Monday, February 11, 2013 -
From Print Edition
The face of John Kerry is well-known in Pakistan, and his recent appointment as US Secretary of State to succeed the generally popular Hillary Clinton is likely to receive a cautious welcome in our corridors of power. Kerry and his boss President Obama are known to have a good relationship – the same could not always be said of the Obama-Clinton pairing – but the big policy decisions are still going to be made in the White House and not at the State Department. The good news for us is that Kerry is a genuine believer in the power of diplomacy and believes it is generally better to talk than fight a war. The same is not true of all his colleagues in government. America is a martial state in a world where wars have become a lot smaller and are less clearly defined as to their boundaries – or even the definition of who is or is not a combatant. There are conflicts on the horizon, with Iran being the one that preoccupies armchair strategists who do not have to take the hard decisions. Kerry is unlikely to want to fight the Iranians and will stick with sanctions and some robust sabre-rattling. He may fret more about North Korea which is now upping the nuclear ante to the point at which it presents a credible threat to the US – which in real terms Iran does not.

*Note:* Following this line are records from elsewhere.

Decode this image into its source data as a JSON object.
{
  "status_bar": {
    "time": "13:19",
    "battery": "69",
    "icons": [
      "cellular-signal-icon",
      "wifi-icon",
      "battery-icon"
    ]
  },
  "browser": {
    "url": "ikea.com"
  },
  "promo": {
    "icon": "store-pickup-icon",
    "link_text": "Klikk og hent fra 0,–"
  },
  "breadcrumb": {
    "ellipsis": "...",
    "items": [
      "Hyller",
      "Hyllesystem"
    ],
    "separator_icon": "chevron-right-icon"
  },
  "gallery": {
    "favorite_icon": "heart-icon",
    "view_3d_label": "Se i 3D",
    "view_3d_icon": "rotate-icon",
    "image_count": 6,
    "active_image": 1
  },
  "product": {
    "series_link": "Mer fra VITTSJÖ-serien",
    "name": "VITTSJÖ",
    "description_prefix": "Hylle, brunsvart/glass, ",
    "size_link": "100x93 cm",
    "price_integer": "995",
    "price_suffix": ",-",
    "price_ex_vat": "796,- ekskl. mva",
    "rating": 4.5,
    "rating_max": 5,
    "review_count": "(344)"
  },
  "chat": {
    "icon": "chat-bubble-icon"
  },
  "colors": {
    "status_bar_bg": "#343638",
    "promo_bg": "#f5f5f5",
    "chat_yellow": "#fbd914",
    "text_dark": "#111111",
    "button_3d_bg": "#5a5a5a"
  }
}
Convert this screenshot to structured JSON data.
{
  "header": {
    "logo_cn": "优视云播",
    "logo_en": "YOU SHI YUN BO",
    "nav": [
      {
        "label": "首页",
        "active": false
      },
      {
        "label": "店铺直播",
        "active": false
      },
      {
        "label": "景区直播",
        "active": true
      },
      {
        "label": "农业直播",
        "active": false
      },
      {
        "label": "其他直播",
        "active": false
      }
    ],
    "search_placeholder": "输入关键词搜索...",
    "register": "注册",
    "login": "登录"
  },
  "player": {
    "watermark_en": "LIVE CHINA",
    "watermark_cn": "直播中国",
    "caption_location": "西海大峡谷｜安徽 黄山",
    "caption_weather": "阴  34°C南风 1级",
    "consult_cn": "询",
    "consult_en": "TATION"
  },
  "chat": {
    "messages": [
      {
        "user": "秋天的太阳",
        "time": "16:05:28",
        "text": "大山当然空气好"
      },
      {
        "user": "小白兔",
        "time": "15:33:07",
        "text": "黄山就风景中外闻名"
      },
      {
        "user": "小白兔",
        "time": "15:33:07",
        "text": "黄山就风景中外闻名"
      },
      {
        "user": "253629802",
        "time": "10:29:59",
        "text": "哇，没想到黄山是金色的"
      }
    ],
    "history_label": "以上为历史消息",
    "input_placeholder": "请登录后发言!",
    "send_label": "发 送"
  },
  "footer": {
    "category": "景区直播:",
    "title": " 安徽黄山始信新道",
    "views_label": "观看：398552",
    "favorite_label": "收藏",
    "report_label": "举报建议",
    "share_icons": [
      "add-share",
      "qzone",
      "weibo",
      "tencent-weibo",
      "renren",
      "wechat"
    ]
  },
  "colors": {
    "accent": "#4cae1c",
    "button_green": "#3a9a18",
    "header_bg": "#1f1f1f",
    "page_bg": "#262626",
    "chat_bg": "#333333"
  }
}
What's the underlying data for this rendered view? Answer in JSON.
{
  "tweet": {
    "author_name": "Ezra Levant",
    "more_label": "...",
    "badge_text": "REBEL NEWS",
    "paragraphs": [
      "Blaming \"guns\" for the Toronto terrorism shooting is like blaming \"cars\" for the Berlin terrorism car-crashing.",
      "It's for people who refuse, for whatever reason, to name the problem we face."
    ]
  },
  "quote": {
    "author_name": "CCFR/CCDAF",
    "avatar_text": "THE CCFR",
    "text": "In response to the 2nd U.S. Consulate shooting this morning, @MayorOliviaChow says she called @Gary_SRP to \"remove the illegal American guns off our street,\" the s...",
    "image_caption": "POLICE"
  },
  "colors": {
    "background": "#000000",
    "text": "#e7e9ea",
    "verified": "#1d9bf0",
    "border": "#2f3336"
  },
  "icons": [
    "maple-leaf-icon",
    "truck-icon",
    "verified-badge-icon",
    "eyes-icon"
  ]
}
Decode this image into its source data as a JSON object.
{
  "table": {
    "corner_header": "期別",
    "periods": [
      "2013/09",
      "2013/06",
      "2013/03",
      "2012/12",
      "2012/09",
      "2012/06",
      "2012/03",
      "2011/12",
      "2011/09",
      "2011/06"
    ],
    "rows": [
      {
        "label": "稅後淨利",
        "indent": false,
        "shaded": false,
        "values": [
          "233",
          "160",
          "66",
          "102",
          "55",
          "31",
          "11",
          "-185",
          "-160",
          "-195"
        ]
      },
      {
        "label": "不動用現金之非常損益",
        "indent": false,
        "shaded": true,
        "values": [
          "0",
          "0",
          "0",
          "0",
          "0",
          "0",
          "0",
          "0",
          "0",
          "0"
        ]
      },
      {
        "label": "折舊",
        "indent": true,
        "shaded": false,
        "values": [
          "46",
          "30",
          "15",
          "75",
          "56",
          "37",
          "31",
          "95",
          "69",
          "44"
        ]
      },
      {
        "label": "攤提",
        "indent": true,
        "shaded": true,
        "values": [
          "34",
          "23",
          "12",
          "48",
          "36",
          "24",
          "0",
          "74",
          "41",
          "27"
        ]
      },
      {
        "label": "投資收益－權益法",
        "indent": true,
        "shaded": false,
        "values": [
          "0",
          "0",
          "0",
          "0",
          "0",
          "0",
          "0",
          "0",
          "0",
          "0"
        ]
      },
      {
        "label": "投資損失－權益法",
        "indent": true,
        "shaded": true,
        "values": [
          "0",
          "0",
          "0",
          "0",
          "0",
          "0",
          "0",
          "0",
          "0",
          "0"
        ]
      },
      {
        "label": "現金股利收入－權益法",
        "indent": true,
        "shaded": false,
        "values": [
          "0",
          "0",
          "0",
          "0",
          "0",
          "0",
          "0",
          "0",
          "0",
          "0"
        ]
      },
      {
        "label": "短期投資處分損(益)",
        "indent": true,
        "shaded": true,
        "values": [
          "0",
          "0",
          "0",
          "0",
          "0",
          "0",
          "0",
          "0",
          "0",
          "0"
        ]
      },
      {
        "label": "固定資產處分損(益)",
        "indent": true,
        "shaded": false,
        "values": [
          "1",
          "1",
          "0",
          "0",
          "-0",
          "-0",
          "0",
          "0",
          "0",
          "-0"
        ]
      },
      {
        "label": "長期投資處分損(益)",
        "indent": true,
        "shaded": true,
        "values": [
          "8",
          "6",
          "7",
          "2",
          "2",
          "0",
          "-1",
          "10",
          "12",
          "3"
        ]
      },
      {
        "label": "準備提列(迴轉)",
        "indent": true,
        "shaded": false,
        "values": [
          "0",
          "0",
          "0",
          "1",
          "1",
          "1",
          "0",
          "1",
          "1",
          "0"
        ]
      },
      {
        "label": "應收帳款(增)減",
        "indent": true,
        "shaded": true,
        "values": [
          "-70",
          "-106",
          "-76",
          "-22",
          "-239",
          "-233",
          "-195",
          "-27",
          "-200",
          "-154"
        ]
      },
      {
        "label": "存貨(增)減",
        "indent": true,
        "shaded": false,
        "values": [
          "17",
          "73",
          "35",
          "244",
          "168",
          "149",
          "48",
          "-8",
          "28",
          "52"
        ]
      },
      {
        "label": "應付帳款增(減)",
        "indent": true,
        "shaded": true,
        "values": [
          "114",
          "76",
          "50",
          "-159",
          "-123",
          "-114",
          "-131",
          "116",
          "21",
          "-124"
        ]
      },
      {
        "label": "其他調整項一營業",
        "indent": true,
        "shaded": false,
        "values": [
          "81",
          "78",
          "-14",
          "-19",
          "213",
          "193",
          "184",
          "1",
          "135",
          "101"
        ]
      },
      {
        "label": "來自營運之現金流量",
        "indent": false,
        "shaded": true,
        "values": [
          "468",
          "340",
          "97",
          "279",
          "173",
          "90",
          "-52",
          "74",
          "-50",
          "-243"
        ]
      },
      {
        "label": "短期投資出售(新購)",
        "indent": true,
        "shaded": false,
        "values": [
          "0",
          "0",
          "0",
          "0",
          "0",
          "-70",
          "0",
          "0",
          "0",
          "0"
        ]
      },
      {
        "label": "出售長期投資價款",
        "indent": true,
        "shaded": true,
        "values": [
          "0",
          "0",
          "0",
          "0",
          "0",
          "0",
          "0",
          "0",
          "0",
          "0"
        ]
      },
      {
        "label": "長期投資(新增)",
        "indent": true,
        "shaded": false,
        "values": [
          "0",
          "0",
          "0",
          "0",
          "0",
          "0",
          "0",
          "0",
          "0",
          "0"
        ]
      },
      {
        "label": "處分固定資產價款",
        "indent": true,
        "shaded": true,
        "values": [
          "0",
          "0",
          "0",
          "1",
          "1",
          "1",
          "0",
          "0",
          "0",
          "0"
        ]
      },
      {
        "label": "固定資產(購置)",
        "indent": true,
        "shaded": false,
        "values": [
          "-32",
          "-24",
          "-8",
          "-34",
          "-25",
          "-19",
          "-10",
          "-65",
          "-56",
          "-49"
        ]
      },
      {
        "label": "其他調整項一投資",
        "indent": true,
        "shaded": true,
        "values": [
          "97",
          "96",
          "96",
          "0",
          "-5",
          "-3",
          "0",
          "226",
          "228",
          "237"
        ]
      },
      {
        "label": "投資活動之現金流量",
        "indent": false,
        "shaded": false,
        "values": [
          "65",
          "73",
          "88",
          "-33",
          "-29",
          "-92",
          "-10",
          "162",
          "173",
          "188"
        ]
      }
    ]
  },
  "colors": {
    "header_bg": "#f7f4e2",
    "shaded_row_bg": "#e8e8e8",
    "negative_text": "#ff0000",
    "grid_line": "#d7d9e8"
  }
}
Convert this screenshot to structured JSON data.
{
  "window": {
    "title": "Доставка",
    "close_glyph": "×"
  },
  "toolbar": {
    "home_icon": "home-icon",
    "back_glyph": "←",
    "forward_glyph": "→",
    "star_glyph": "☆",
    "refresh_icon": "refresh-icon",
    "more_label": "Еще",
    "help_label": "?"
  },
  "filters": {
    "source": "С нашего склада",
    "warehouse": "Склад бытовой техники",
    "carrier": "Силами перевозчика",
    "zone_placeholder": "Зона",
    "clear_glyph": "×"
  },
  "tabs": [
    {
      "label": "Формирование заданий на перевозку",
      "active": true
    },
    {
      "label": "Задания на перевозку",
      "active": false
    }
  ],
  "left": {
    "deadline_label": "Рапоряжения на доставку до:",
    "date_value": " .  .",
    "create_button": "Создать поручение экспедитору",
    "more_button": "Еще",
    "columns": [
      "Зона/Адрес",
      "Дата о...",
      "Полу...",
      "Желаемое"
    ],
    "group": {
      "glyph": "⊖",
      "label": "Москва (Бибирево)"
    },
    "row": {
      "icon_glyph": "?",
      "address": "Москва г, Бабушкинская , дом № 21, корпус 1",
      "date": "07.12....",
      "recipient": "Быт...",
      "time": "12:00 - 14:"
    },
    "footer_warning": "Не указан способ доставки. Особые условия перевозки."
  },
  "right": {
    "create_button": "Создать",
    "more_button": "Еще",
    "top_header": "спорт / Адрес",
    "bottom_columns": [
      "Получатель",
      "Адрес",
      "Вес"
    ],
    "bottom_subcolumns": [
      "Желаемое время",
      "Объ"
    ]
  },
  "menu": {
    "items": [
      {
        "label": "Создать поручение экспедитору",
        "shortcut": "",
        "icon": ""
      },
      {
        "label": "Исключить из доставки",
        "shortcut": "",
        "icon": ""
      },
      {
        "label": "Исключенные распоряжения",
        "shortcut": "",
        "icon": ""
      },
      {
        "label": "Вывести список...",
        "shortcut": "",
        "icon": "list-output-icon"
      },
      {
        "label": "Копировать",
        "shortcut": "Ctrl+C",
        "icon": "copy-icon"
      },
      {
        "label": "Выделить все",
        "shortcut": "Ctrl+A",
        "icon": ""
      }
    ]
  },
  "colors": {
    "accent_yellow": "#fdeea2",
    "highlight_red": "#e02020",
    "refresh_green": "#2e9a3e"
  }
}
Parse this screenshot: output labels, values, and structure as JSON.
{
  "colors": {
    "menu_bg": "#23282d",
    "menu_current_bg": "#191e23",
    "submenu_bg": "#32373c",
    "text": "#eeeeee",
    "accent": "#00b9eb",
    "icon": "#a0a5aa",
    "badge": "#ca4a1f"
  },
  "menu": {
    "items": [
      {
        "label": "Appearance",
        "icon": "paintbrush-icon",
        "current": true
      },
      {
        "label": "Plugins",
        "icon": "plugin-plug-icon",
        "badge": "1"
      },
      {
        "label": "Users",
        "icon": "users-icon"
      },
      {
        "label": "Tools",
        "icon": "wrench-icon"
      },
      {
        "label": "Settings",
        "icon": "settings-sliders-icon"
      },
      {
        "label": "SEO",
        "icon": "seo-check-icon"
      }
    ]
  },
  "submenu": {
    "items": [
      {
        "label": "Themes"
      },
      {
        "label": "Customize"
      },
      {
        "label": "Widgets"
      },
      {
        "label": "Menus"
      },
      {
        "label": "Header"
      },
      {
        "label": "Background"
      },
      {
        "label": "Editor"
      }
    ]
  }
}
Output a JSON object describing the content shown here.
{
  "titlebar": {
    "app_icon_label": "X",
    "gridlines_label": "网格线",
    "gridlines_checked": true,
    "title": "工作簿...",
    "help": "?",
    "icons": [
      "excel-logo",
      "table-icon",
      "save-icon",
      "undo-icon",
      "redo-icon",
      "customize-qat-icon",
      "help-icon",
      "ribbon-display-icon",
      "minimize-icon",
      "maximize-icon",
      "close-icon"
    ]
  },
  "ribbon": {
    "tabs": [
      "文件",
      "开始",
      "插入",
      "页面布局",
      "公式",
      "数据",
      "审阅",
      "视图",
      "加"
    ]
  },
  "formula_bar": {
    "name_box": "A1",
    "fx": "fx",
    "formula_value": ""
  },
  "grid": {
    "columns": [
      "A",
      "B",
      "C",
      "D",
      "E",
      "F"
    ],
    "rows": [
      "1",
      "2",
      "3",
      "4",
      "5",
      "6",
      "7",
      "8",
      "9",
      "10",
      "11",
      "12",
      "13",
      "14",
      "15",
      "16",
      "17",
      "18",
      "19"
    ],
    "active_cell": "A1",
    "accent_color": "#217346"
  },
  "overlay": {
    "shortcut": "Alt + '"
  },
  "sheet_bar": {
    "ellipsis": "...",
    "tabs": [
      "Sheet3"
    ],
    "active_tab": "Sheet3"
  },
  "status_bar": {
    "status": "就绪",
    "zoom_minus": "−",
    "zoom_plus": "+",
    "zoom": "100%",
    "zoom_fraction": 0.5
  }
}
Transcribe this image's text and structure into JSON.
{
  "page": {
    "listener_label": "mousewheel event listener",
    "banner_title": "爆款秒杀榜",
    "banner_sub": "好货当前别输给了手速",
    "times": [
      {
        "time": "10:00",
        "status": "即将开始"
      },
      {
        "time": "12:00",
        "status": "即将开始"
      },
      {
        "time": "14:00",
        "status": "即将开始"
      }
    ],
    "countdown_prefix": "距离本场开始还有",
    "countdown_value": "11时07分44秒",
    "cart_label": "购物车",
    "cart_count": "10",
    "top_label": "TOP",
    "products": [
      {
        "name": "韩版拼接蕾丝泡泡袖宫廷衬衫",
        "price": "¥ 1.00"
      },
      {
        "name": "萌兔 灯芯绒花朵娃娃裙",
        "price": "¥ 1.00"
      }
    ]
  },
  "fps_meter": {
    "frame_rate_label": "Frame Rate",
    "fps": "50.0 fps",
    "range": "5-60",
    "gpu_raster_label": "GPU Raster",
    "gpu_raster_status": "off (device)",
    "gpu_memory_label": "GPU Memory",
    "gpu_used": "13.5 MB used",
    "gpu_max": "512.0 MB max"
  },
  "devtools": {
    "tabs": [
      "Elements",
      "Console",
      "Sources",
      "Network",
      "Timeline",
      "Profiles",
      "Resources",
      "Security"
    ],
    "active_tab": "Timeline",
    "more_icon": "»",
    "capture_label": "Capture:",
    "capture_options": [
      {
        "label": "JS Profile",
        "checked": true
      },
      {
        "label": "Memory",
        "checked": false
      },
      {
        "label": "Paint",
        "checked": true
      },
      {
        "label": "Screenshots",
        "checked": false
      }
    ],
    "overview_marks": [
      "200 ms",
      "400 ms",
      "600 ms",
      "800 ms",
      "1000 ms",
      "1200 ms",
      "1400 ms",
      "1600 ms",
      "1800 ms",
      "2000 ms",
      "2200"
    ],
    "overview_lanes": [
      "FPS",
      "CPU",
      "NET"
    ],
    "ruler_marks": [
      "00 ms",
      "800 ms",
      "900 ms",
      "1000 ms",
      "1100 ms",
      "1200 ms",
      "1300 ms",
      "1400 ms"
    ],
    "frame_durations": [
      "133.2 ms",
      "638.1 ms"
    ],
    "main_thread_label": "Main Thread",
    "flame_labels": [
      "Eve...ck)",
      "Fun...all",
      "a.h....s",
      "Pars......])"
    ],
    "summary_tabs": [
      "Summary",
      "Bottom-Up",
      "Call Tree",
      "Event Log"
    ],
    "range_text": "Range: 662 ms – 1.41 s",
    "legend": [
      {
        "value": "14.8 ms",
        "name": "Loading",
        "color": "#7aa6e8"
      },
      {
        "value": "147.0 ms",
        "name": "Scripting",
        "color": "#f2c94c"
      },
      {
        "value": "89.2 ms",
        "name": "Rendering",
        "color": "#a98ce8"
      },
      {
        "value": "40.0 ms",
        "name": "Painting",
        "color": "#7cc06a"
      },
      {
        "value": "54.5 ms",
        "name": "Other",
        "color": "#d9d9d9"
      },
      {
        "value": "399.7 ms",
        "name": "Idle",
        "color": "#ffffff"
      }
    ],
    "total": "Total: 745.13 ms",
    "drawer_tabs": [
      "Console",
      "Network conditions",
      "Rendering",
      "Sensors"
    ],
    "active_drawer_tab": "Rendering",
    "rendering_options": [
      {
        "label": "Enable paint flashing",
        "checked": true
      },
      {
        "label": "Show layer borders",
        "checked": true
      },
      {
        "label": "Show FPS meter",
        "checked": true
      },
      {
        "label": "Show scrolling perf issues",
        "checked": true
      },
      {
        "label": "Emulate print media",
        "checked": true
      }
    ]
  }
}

One thing he is almost certainly not going to do is curtail the ever-expanding use of drones, both as platforms for surveillance and as fighting vehicles. The State Department does not itself run the drones, and wherever they are regularly used they fuel anti-Americanism, making Kerry’s task all the more difficult. His diplomatic skills – and they are acknowledged to be good – are also going to make little impact on the churn currently underway in the countries of the Maghreb – the Middle East and the Arab world more generally where there is perceived to be a rising fundamentalism, often of the democratically elected variety. The American Secretary of State carries the grails of ‘vital interests’ and ‘national security’. There are no threats from foreign armies, but there are threats to vital interests such as global energy sources and the sea lanes they travel along. The geopolitics of energy is shifting as well and China, having outplayed America in Sub-Saharan Africa, is going to be weighed as a partner rather than an adversary. It will be an uneasy relationship. Pakistan can expect an early visit from Secretary Kerry and there is much to discuss – but rowing back on drone strikes is unlikely to be an agenda item for him.